The BR-46 Bowie State football team will be forced to nullify five games for using an player later determined to be ineligible, impacting their chances of winning a division title and potentially shaking up the NCAA D2 football playoff picture.
The Central Intercollegiate Athletic Association and the NCAA notified Bowie State (8-1 overall, 8-0 vs. D2 teams, 6-0 CIAA North) of a Secondary/Level III violation involving former quarterback Matthew Goggans earlier today (Friday, Nov. 6).

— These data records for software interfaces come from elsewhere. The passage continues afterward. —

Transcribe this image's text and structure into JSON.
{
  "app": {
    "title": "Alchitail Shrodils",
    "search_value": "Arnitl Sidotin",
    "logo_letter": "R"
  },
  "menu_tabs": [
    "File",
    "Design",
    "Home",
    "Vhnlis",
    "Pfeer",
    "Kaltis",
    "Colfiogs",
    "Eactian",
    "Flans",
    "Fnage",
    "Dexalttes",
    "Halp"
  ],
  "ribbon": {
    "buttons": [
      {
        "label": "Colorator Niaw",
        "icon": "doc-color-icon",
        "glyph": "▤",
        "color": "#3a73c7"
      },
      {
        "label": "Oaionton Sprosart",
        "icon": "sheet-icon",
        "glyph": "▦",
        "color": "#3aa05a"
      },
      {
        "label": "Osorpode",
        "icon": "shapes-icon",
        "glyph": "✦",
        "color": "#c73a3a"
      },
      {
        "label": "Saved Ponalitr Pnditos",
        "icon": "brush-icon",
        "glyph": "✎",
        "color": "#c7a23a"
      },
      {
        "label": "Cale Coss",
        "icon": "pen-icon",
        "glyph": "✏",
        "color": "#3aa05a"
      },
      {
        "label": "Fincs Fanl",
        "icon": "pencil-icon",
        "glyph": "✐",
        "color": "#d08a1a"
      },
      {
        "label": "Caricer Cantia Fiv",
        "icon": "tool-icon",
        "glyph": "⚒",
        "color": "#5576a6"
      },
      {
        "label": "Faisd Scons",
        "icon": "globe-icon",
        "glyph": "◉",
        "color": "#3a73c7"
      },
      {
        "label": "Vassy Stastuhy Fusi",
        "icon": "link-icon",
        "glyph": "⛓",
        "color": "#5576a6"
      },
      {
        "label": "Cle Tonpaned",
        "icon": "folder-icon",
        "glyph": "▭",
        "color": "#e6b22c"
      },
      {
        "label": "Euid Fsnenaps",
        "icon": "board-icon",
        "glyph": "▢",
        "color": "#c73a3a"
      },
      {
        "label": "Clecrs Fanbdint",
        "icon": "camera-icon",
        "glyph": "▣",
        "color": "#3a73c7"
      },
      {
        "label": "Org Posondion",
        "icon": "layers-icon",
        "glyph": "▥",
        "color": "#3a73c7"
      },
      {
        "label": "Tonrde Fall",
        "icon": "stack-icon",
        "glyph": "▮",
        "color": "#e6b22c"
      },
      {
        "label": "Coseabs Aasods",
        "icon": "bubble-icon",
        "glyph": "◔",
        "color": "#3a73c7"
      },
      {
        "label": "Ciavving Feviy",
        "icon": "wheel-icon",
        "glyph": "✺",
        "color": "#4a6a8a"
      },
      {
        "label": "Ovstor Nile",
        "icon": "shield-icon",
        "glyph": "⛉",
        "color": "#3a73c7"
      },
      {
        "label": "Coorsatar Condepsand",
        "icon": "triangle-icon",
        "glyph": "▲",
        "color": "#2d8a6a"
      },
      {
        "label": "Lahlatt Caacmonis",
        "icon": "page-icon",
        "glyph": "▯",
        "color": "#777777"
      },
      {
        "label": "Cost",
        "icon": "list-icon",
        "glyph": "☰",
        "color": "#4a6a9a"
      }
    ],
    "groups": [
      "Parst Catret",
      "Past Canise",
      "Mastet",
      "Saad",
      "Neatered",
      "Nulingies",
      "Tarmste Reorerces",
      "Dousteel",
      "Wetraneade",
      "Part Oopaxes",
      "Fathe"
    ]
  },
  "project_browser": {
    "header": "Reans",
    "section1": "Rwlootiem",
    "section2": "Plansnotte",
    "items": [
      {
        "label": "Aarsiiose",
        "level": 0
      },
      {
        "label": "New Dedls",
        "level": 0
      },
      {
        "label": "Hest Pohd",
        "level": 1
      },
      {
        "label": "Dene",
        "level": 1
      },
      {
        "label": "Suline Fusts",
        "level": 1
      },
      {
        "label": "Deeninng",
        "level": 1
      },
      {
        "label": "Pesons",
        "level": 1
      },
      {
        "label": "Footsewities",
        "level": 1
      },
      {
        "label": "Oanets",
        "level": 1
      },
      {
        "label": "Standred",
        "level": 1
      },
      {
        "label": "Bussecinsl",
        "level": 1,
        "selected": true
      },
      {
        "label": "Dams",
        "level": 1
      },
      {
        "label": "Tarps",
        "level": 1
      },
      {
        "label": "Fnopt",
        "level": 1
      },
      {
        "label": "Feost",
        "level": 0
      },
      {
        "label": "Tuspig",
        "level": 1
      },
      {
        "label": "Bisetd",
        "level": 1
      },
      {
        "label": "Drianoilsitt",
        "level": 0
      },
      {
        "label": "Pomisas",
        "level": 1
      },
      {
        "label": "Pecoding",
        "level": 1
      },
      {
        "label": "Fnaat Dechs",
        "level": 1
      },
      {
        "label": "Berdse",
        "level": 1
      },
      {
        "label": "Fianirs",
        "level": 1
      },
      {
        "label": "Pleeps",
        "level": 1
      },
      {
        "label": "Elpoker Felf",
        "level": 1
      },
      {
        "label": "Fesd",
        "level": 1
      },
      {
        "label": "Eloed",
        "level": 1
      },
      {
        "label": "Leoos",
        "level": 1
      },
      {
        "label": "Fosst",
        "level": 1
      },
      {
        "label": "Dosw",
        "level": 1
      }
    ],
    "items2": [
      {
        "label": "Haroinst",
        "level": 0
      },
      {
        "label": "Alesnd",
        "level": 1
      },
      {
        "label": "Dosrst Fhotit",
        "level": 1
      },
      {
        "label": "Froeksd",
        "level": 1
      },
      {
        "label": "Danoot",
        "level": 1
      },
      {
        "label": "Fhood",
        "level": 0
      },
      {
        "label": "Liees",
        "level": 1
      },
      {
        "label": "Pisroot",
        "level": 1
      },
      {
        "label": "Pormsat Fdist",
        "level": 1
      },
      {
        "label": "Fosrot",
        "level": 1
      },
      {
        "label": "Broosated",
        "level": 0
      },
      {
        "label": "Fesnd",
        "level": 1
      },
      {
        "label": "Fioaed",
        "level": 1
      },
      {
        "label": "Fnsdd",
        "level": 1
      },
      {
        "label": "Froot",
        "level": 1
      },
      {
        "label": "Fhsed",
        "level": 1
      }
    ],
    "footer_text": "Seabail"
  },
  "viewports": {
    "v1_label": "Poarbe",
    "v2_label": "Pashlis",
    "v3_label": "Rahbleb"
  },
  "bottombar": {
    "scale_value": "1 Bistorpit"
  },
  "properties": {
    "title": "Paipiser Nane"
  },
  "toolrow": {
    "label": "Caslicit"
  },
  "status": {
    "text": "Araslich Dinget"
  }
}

Bowie State will nullify the five games in which Goggans, a graduate student who previously played two seasons at Fullerton (Calif.) College and at one season at FCS North Carolina Central before transferring to Bowie State and playing last season (see our initial report on this story for more details), played in this season: two non-conference wins against BR-126 Merrimack and BR-146 Brevard, a non-conference loss to FCS Central Connecticut, and two CIAA crossover wins over BR-127 Livingstone and BR-121 Johnson C. Smith.
The nullification process at the conference level will be applied at the conclusion of the regular season on Saturday, prior to the CIAA Football Championship game selection.
“We are very conscious about the impact of penalties on both the CIAA, the institutions involved and most importantly the student-athletes who are not responsible for administrative errors,” said CIAA Commissioner Jacqie McWilliams. “This secondary violation is not uncommon for any sport and has been handled similarly in other conferences and leagues within the NCAA.”
The NCAA’s Principles of Nullification will also be applied to the five games in which Goggans participated for calculation of NCAA post-season rankings. The nullification process will be applied at the conclusion of the D2 football season on Nov. 14, the day before the NCAA selects the 28 team playoff field.
Opponents of an ineligible individual or team that competes with an ineligible player will not be adversely affected. A penalty will be applied to the won-lost record percentage. It will be a mathematical calculation that is relevant to football and reduces the percentage of the won-lost record.
In addition to the nullification of games, Bowie State will be excluded from any tiebreaker scenarios and also face repercussions as defined in the CIAA Schedule of Penalties (Appendix C; opens in .doc format) approved by the Board of Directors. According to the most recent documents available via the CIAA website, Bowie State faces a $5,000 fine ($1,000 per contest) for use of an ineligible player.
“Bowie State University strives to always comply with the letter and spirit of the regulations governing all aspects of university operations,” said Bowie State President Mickey L. Burnim. “We were disappointed to learn of this mistake and took immediate action to report it when it became known to us.”
Burnim noted that the compliance officials at the time that the mistake was made are no longer employed at Bowie State. Athletic director Clyde Doughty, Jr., who joined the university in January 2015, has assumed responsibility for compliance until the school hires a qualified, full-time compliance officer.
Bowie State travels to BR-104 Elizabeth City State for their regular season finale. With a win, the Bulldogs would finish the regular season with a 7-0 CIAA record prior to nullification (9-1 overall, 9-0 vs. D2 schools).
With five nullified games, however, Bowie State’s overall winning percentage would drop by .023 per affected game, or .115 for all five games. If only the D2 games are factored in to the nullification process for playoff purposes (as would be the case, since the selection committee does not factor in games against non-D2 schools when determining the regional rankings), the percentage penalty would be .092.
From a CIAA standpoint, Bowie State’s record for championship game eligibility purposes could drop to 5-2, meaning the winner of Saturday’s BR-62 Virginia Union at BR-84 Virginia State game could decide the CIAA North champions (read our analysis article posted on Wednesday for more details).
Some information for this report was compiled via press releases issued by the CIAA and Bowie State University.